There is no ‘right’ age for a child to start learning how to read, but the average age is usually between 6-7 years old. The onset of a child’s reading depends on various factors, most prominently neurological differences in addition to social background and the possibility of having learning disabilities like dyslexia or ADHD. However, it has been proven that a child’s brain is at its prime development from the moment they are born until the age of three to six. It’s when they pick up social signals, sounds, build vocabulary, and grasp grammar. It strengthens their metalinguistic skills, which helps in literacy development.
Some parents mistakenly believe that even if their child is an early reader, as soon as they start school, their peers will eventually catch up, and it wouldn’t make a difference. However, the benefits of early reading, also known as precocious reading, are never-ending. Here are a few ways in which early readers have an advantage.
Babies are born with approximately 200 billion active brain cells. When they are properly stimulated through reading activities, the cells each develop 20,000 different branches that store information. The process of teaching a child how to read from an early age can further strengthen this ability and influence their brain development, making the process much easier for them.
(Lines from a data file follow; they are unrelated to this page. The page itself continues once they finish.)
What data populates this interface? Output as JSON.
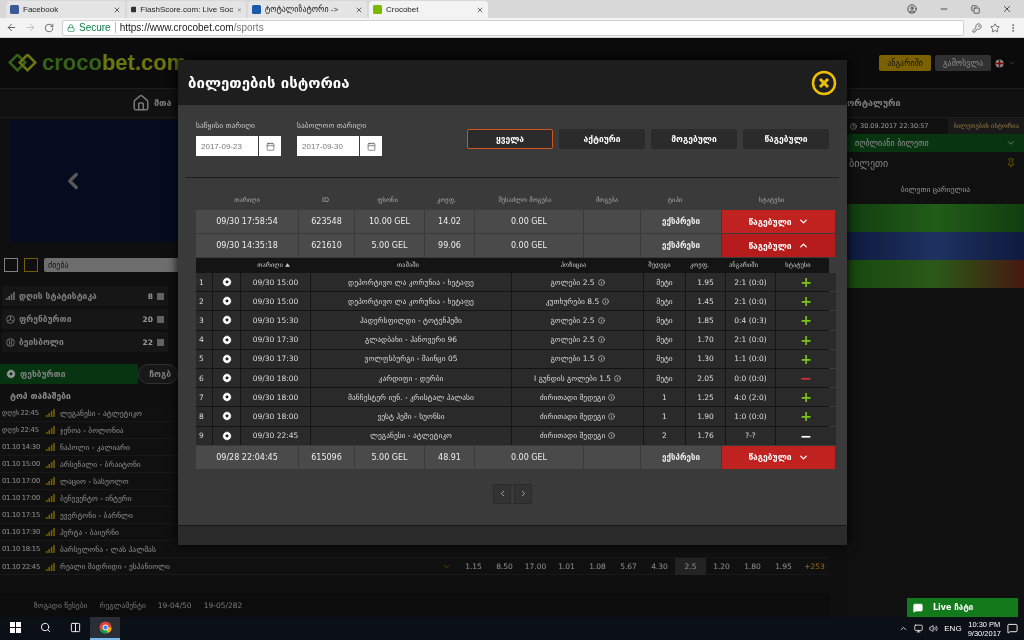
{
  "browser": {
    "tabs": [
      {
        "title": "Facebook",
        "kind": "facebook",
        "selected": false
      },
      {
        "title": "FlashScore.com: Live Soc",
        "kind": "flashscore",
        "selected": false
      },
      {
        "title": "ტოტალიზატორი ->",
        "kind": "totalizator",
        "selected": false
      },
      {
        "title": "Crocobet",
        "kind": "crocobet",
        "selected": true
      }
    ],
    "secure": "Secure",
    "url": "https://www.crocobet.com",
    "url_path": "/sports"
  },
  "site": {
    "logo_left": "croco",
    "logo_right": "bet.com",
    "header_buttons": [
      {
        "label": "ანგარიში",
        "kind": "primary"
      },
      {
        "label": "გამოსვლა",
        "kind": "secondary"
      }
    ],
    "nav_left": "მთა",
    "nav_right": "ორტალური",
    "search": {
      "placeholder": "ძიება"
    },
    "sports": [
      {
        "name": "დღის სტატისტიკა",
        "count": "8",
        "kind": "stats"
      },
      {
        "name": "ფრენბურთი",
        "count": "20",
        "kind": "volleyball"
      },
      {
        "name": "ბეისბოლი",
        "count": "22",
        "kind": "baseball"
      }
    ],
    "sport_tabs": [
      {
        "label": "ფეხბურთი",
        "selected": true
      },
      {
        "label": "ჩოგბ",
        "selected": false
      }
    ],
    "top_games_title": "ტოპ თამაშები",
    "matches": [
      {
        "time": "დღეს 22:45",
        "teams": "ლეგანესი - ატლეტიკო"
      },
      {
        "time": "დღეს 22:45",
        "teams": "ჯენოა - ბოლონია"
      },
      {
        "time": "01.10 14:30",
        "teams": "ნაპოლი - კალიარი"
      },
      {
        "time": "01.10 15:00",
        "teams": "არსენალი - ბრაიტონი"
      },
      {
        "time": "01.10 17:00",
        "teams": "ლაციო - სასუოლო"
      },
      {
        "time": "01.10 17:00",
        "teams": "ბენევენტო - ინტერი"
      },
      {
        "time": "01.10 17:15",
        "teams": "ევერტონი - ბარნლი"
      },
      {
        "time": "01.10 17:30",
        "teams": "ჰერტა - ბაიერნი"
      },
      {
        "time": "01.10 18:15",
        "teams": "ბარსელონა - ლას პალმას"
      },
      {
        "time": "01.10 22:45",
        "teams": "რეალი მადრიდი - ესპანიოლი",
        "odds": [
          {
            "value": "1.15",
            "selected": false
          },
          {
            "value": "8.50",
            "selected": false
          },
          {
            "value": "17.00",
            "selected": false
          },
          {
            "value": "1.01",
            "selected": false
          },
          {
            "value": "1.08",
            "selected": false
          },
          {
            "value": "5.67",
            "selected": false
          },
          {
            "value": "4.30",
            "selected": false
          },
          {
            "value": "2.5",
            "selected": true
          },
          {
            "value": "1.20",
            "selected": false
          },
          {
            "value": "1.80",
            "selected": false
          },
          {
            "value": "1.95",
            "selected": false
          }
        ],
        "more": "+253"
      }
    ],
    "footer_links": [
      "ზოგადი წესები",
      "რეგლამენტი",
      "19-04/50",
      "19-05/282"
    ],
    "right_panel": {
      "clock": "30.09.2017 22:30:57",
      "history_tab": "ბილეთების ისტორია",
      "lucky_ticket": "იღბლიანი ბილეთი",
      "ticket_title": "ბილეთი",
      "ticket_empty": "ბილეთი ცარიელია",
      "banners": [
        {
          "kind": "burning"
        },
        {
          "kind": "supreme"
        },
        {
          "kind": "ultimate"
        }
      ]
    },
    "live_chat": "Live ჩატი"
  },
  "modal": {
    "title": "ბილეთების ისტორია",
    "start_label": "საწყისი თარიღი",
    "start_value": "2017-09-23",
    "end_label": "საბოლოო თარიღი",
    "end_value": "2017-09-30",
    "status_tabs": [
      {
        "label": "ყველა",
        "selected": true
      },
      {
        "label": "აქტიური",
        "selected": false
      },
      {
        "label": "მოგებული",
        "selected": false
      },
      {
        "label": "წაგებული",
        "selected": false
      }
    ],
    "columns": [
      "თარიღი",
      "ID",
      "ფსონი",
      "კოეფ.",
      "შესაძლო მოგება",
      "მოგება",
      "ტიპი",
      "სტატუსი"
    ],
    "bet_columns": [
      {
        "label": "თარიღი",
        "sorted": true
      },
      {
        "label": "თამაში",
        "sorted": false
      },
      {
        "label": "პოზიცია",
        "sorted": false
      },
      {
        "label": "შედეგი",
        "sorted": false
      },
      {
        "label": "კოეფ.",
        "sorted": false
      },
      {
        "label": "ანგარიში",
        "sorted": false
      },
      {
        "label": "სტატუსი",
        "sorted": false
      }
    ],
    "tickets": [
      {
        "date": "09/30 17:58:54",
        "id": "623548",
        "stake": "10.00 GEL",
        "odds": "14.02",
        "possible_win": "0.00 GEL",
        "type": "ექსპრესი",
        "status": "წაგებული",
        "expanded": false
      },
      {
        "date": "09/30 14:35:18",
        "id": "621610",
        "stake": "5.00 GEL",
        "odds": "99.06",
        "possible_win": "0.00 GEL",
        "type": "ექსპრესი",
        "status": "წაგებული",
        "expanded": true,
        "bets": [
          {
            "no": "1",
            "date": "09/30 15:00",
            "game": "დეპორტივო ლა კორუნია - ხეტაფე",
            "position": "გოლები 2.5",
            "result": "მეტი",
            "odds": "1.95",
            "score": "2:1 (0:0)",
            "kind": "won",
            "mark": "+"
          },
          {
            "no": "2",
            "date": "09/30 15:00",
            "game": "დეპორტივო ლა კორუნია - ხეტაფე",
            "position": "კუთხურები 8.5",
            "result": "მეტი",
            "odds": "1.45",
            "score": "2:1 (0:0)",
            "kind": "won",
            "mark": "+"
          },
          {
            "no": "3",
            "date": "09/30 15:30",
            "game": "ჰადერსფილდი - ტოტენჰემი",
            "position": "გოლები 2.5",
            "result": "მეტი",
            "odds": "1.85",
            "score": "0:4 (0:3)",
            "kind": "won",
            "mark": "+"
          },
          {
            "no": "4",
            "date": "09/30 17:30",
            "game": "გლადბახი - ჰანოვერი 96",
            "position": "გოლები 2.5",
            "result": "მეტი",
            "odds": "1.70",
            "score": "2:1 (0:0)",
            "kind": "won",
            "mark": "+"
          },
          {
            "no": "5",
            "date": "09/30 17:30",
            "game": "ვოლფსბურგი - მაინცი 05",
            "position": "გოლები 1.5",
            "result": "მეტი",
            "odds": "1.30",
            "score": "1:1 (0:0)",
            "kind": "won",
            "mark": "+"
          },
          {
            "no": "6",
            "date": "09/30 18:00",
            "game": "კარდიფი - დერბი",
            "position": "I გუნდის გოლები 1.5",
            "result": "მეტი",
            "odds": "2.05",
            "score": "0:0 (0:0)",
            "kind": "lost",
            "mark": "−"
          },
          {
            "no": "7",
            "date": "09/30 18:00",
            "game": "მანჩესტერ იუნ. - კრისტალ პალასი",
            "position": "ძირითადი შედეგი",
            "result": "1",
            "odds": "1.25",
            "score": "4:0 (2:0)",
            "kind": "won",
            "mark": "+"
          },
          {
            "no": "8",
            "date": "09/30 18:00",
            "game": "ვესტ ჰემი - სუონსი",
            "position": "ძირითადი შედეგი",
            "result": "1",
            "odds": "1.90",
            "score": "1:0 (0:0)",
            "kind": "won",
            "mark": "+"
          },
          {
            "no": "9",
            "date": "09/30 22:45",
            "game": "ლეგანესი - ატლეტიკო",
            "position": "ძირითადი შედეგი",
            "result": "2",
            "odds": "1.76",
            "score": "?-?",
            "kind": "pending",
            "mark": "−"
          }
        ]
      },
      {
        "date": "09/28 22:04:45",
        "id": "615096",
        "stake": "5.00 GEL",
        "odds": "48.91",
        "possible_win": "0.00 GEL",
        "type": "ექსპრესი",
        "status": "წაგებული",
        "expanded": false
      }
    ]
  },
  "taskbar": {
    "language": "ENG",
    "time": "10:30 PM",
    "date": "9/30/2017"
  }
}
Teaching a child to read early can develop a great sense of self-esteem and confidence in their abilities. They will be encouraged to go through the process of developing themselves with confidence. It also creates a sense of independence from a young when they are able to read without assistance. It also enhances the child’s imagination and creative self and develops skills in problem-solving. All of that will be an advantage when they are finally in a classroom because they won’t feel the pressure of learning in a hectic environment.
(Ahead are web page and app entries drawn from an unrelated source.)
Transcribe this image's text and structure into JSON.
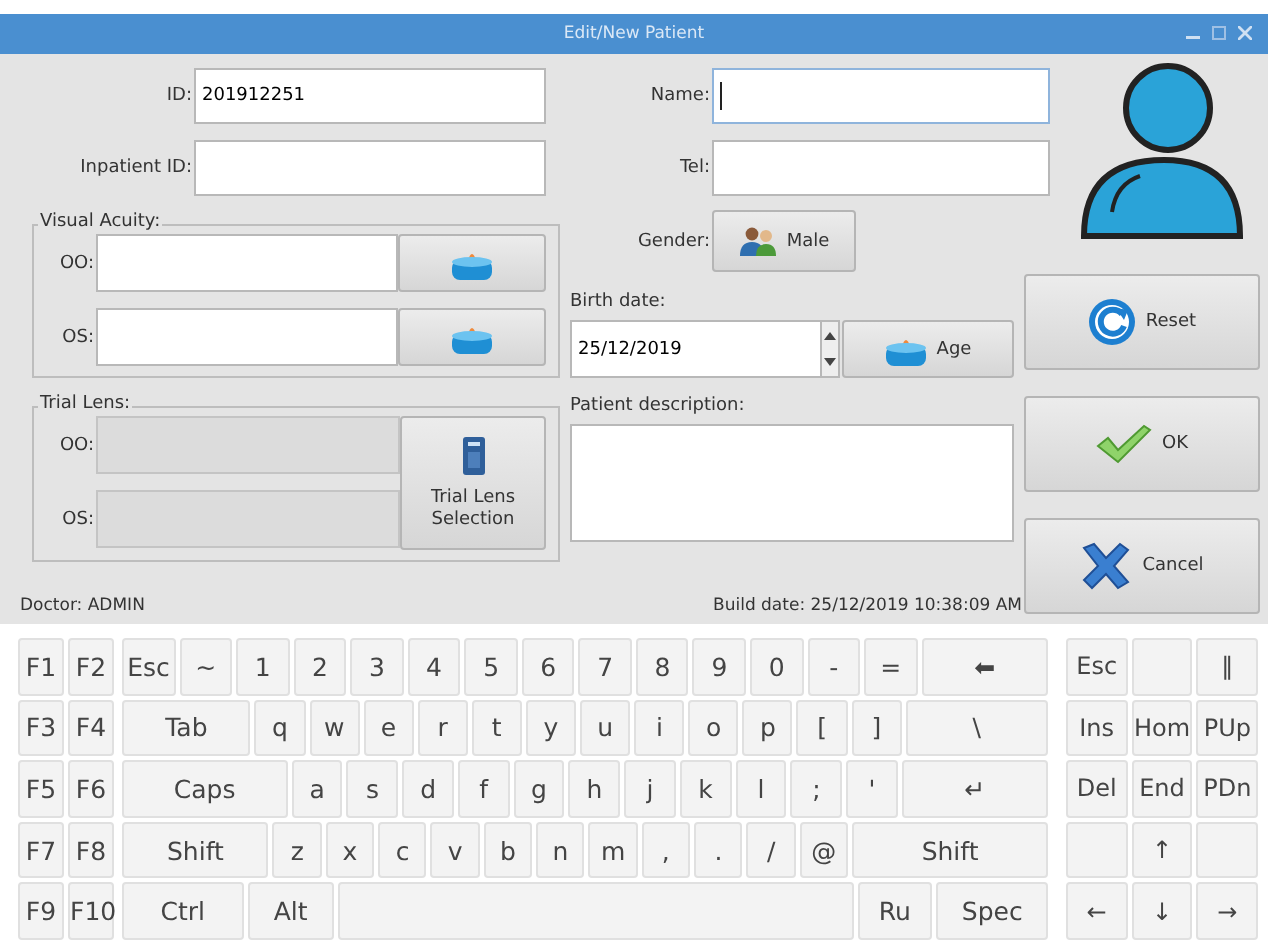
{
  "window": {
    "title": "Edit/New Patient"
  },
  "fields": {
    "id": {
      "label": "ID:",
      "value": "201912251"
    },
    "inpatient_id": {
      "label": "Inpatient ID:"
    },
    "name": {
      "label": "Name:",
      "focused": true
    },
    "tel": {
      "label": "Tel:"
    }
  },
  "gender": {
    "label": "Gender:",
    "button": "Male"
  },
  "visual_acuity": {
    "title": "Visual Acuity:",
    "rows": [
      {
        "label": "OO:"
      },
      {
        "label": "OS:"
      }
    ]
  },
  "trial_lens": {
    "title": "Trial Lens:",
    "rows": [
      {
        "label": "OO:",
        "disabled": true
      },
      {
        "label": "OS:",
        "disabled": true
      }
    ],
    "button": "Trial Lens Selection"
  },
  "birth_date": {
    "label": "Birth date:",
    "value": "25/12/2019",
    "age_button": "Age"
  },
  "description": {
    "label": "Patient description:"
  },
  "actions": [
    {
      "kind": "reset",
      "label": "Reset"
    },
    {
      "kind": "ok",
      "label": "OK"
    },
    {
      "kind": "cancel",
      "label": "Cancel"
    }
  ],
  "footer": {
    "doctor": "Doctor: ADMIN",
    "build_date": "Build date: 25/12/2019 10:38:09 AM"
  },
  "keyboard": {
    "rows": [
      {
        "fkeys": [
          "F1",
          "F2"
        ],
        "keys": [
          "Esc",
          "~",
          "1",
          "2",
          "3",
          "4",
          "5",
          "6",
          "7",
          "8",
          "9",
          "0",
          "-",
          "=",
          "⬅"
        ],
        "nav": [
          "Esc",
          {
            "kind": "blank"
          },
          "‖"
        ]
      },
      {
        "fkeys": [
          "F3",
          "F4"
        ],
        "keys": [
          "Tab",
          "q",
          "w",
          "e",
          "r",
          "t",
          "y",
          "u",
          "i",
          "o",
          "p",
          "[",
          "]",
          "\\"
        ],
        "nav": [
          "Ins",
          "Hom",
          "PUp"
        ]
      },
      {
        "fkeys": [
          "F5",
          "F6"
        ],
        "keys": [
          "Caps",
          "a",
          "s",
          "d",
          "f",
          "g",
          "h",
          "j",
          "k",
          "l",
          ";",
          "'",
          "↵"
        ],
        "nav": [
          "Del",
          "End",
          "PDn"
        ]
      },
      {
        "fkeys": [
          "F7",
          "F8"
        ],
        "keys": [
          "Shift",
          "z",
          "x",
          "c",
          "v",
          "b",
          "n",
          "m",
          ",",
          ".",
          "/",
          "@",
          "Shift"
        ],
        "nav": [
          {
            "kind": "blank"
          },
          "↑",
          {
            "kind": "blank"
          }
        ]
      },
      {
        "fkeys": [
          "F9",
          "F10"
        ],
        "keys": [
          "Ctrl",
          "Alt",
          {
            "kind": "blank"
          },
          "Ru",
          "Spec"
        ],
        "nav": [
          "←",
          "↓",
          "→"
        ]
      }
    ]
  }
}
When a child is an early reader, they will be better prepared for kindergarten. Research shows that children who learn to read at an early age have a 32-million-word advantage in kindergarten over children with little to no reading experience. It also instills a love for learning and intensifies their curiosity. Furthermore, it’s proven to affect early academic success since precocious reading increases intelligence, enhances memory, and broadens general knowledge.
As a parent, you want the best for your child, and that includes reaping the advantages of being a precocious reader. You are responsible for providing the right environment, tools, and resources that promote early learning. Fortunately, with just a few clicks, you can find a dedicated website that will help you get a head start on the reading process. You’ll need to do your fair share of research to provide a fun yet rich learning experience for your little one. Here are a couple of basic tricks you can use:
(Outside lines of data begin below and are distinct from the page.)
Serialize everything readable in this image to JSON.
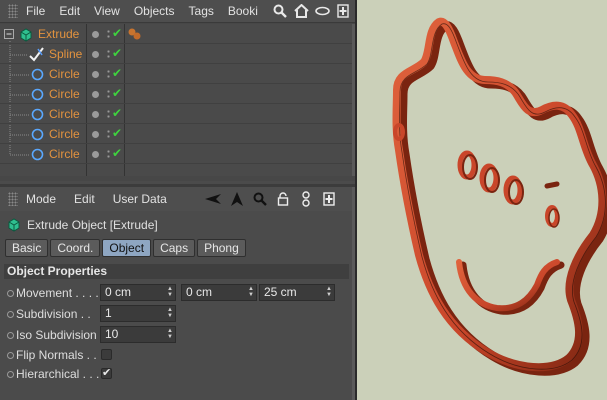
{
  "object_manager": {
    "menu": [
      "File",
      "Edit",
      "View",
      "Objects",
      "Tags",
      "Booki"
    ],
    "tools": [
      "search-icon",
      "home-icon",
      "eye-icon",
      "expand-icon"
    ],
    "objects": [
      {
        "name": "Extrude",
        "icon": "extrude-icon",
        "level": 0,
        "tag": "material-tag-icon"
      },
      {
        "name": "Spline",
        "icon": "spline-icon",
        "level": 1
      },
      {
        "name": "Circle",
        "icon": "circle-icon",
        "level": 1
      },
      {
        "name": "Circle",
        "icon": "circle-icon",
        "level": 1
      },
      {
        "name": "Circle",
        "icon": "circle-icon",
        "level": 1
      },
      {
        "name": "Circle",
        "icon": "circle-icon",
        "level": 1
      },
      {
        "name": "Circle",
        "icon": "circle-icon",
        "level": 1
      }
    ],
    "check_mark": "✔"
  },
  "attribute_manager": {
    "menu": [
      "Mode",
      "Edit",
      "User Data"
    ],
    "tools": [
      "back-arrow-icon",
      "pointer-icon",
      "search-icon",
      "lock-icon",
      "link-icon",
      "expand-icon"
    ],
    "title": "Extrude Object [Extrude]",
    "tabs": [
      "Basic",
      "Coord.",
      "Object",
      "Caps",
      "Phong"
    ],
    "active_tab": "Object",
    "section_title": "Object Properties",
    "properties": {
      "movement": {
        "label": "Movement . . . .",
        "values": [
          "0 cm",
          "0 cm",
          "25 cm"
        ]
      },
      "subdivision": {
        "label": "Subdivision  . .",
        "value": "1"
      },
      "iso_subdivision": {
        "label": "Iso Subdivision",
        "value": "10"
      },
      "flip_normals": {
        "label": "Flip Normals  . .",
        "checked": false
      },
      "hierarchical": {
        "label": "Hierarchical . . .",
        "checked": true,
        "mark": "✔"
      }
    }
  },
  "viewport": {
    "background": "#cbd0b9",
    "ribbon_color": "#d4512f",
    "ribbon_dark": "#8a2e17"
  }
}
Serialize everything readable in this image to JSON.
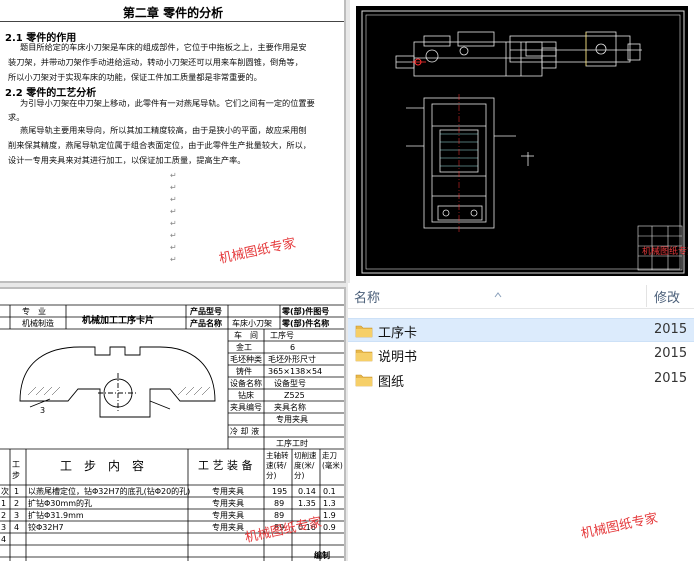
{
  "document": {
    "chapter_title": "第二章  零件的分析",
    "section1_heading": "2.1 零件的作用",
    "section1_lines": [
      "题目所给定的车床小刀架是车床的组成部件，它位于中拖板之上，主要作用是安",
      "装刀架，并带动刀架作手动进给运动，转动小刀架还可以用来车削圆锥，倒角等，",
      "所以小刀架对于实现车床的功能，保证工件加工质量都是非常重要的。"
    ],
    "section2_heading": "2.2 零件的工艺分析",
    "section2_lines": [
      "为引导小刀架在中刀架上移动，此零件有一对燕尾导轨。它们之间有一定的位置要",
      "求。"
    ],
    "section3_lines": [
      "燕尾导轨主要用来导向，所以其加工精度较高，由于是狭小的平面，故应采用刨",
      "削来保其精度，燕尾导轨定位属于组合表面定位，由于此零件生产批量较大，所以，",
      "设计一专用夹具来对其进行加工，以保证加工质量，提高生产率。"
    ],
    "watermark": "机械图纸专家"
  },
  "cad": {
    "stamp_text": "机械图纸专家"
  },
  "card": {
    "hdr_major": "专　业",
    "hdr_major_val": "机械制造",
    "hdr_title": "机械加工工序卡片",
    "hdr_model_label": "产品型号",
    "hdr_name_label": "产品名称",
    "hdr_name_val": "车床小刀架",
    "hdr_partno_label": "零(部)件图号",
    "hdr_partname_label": "零(部)件名称",
    "right_fields": [
      {
        "label": "车　间",
        "value": "工序号"
      },
      {
        "label": "金工",
        "value": "6"
      },
      {
        "label": "毛坯种类",
        "value": "毛坯外形尺寸"
      },
      {
        "label": "铸件",
        "value": "365×138×54"
      },
      {
        "label": "设备名称",
        "value": "设备型号"
      },
      {
        "label": "钻床",
        "value": "Z525"
      },
      {
        "label": "夹具编号",
        "value": "夹具名称"
      },
      {
        "label": "",
        "value": "专用夹具"
      },
      {
        "label": "冷 却 液",
        "value": ""
      },
      {
        "label": "",
        "value": "工序工时"
      }
    ],
    "col_step": "工步",
    "col_content": "工　步　内　容",
    "col_equipment": "工 艺 装 备",
    "col_speed": "主轴转速(转/分)",
    "col_cut_speed": "切削速度(米/分)",
    "col_feed": "走刀(毫米)",
    "rows": [
      {
        "no": "1",
        "content": "以燕尾槽定位，钻Φ32H7的底孔(钻Φ20的孔)",
        "equip": "专用夹具",
        "speed": "195",
        "cut": "0.14",
        "feed": "0.1"
      },
      {
        "no": "2",
        "content": "扩钻Φ30mm的孔",
        "equip": "专用夹具",
        "speed": "89",
        "cut": "1.35",
        "feed": "1.3"
      },
      {
        "no": "3",
        "content": "扩钻Φ31.9mm",
        "equip": "专用夹具",
        "speed": "89",
        "cut": "",
        "feed": "1.9"
      },
      {
        "no": "4",
        "content": "铰Φ32H7",
        "equip": "专用夹具",
        "speed": "89",
        "cut": "0.16",
        "feed": "0.9"
      }
    ],
    "row_left_marks": [
      "次",
      "1",
      "2",
      "3",
      "4"
    ],
    "footer_label": "编制",
    "watermark": "机械图纸专家",
    "dim_label": "3"
  },
  "explorer": {
    "col_name": "名称",
    "col_modified": "修改",
    "items": [
      {
        "name": "工序卡",
        "date": "2015",
        "selected": true
      },
      {
        "name": "说明书",
        "date": "2015",
        "selected": false
      },
      {
        "name": "图纸",
        "date": "2015",
        "selected": false
      }
    ],
    "watermark": "机械图纸专家",
    "colors": {
      "folder": "#e8b84a",
      "selected": "#dcebfc",
      "header_text": "#4c607a"
    }
  }
}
Start talking to your child about letters and numbers from a young age to develop print awareness. Draw attention to the text on things they come in contact with on a daily basis, like on their favorite snack. Put labels on objects around the house and have them read them aloud when they use it. Keep them close while reading a book or give them a page of the newspaper you’re going through, even if it’s just to play with. The process should be natural without any pressure.
Once your child is around three years old, you can incorporate some reading activities into playtime. Teach them how to write their name and hang it up for encouragement. Play a game that connects sounds to words or have them tell stories while you write them down and read it back to them during bedtime. If your child loves his tablet or playing with your smartphone, use it as a teaching tool by downloading children’s books.
Ultimately, you need to remember that each child has their own unique mind and capabilities. Don’t put too much pressure on yourself and your child to make them an early reader. While it can be beneficial, the pressure could create an opposite effect, and your child might grow to dislike reading and develop anxiety from learning. Make it fun, and light is your best bet when it comes to encouraging your child to develop a love of reading.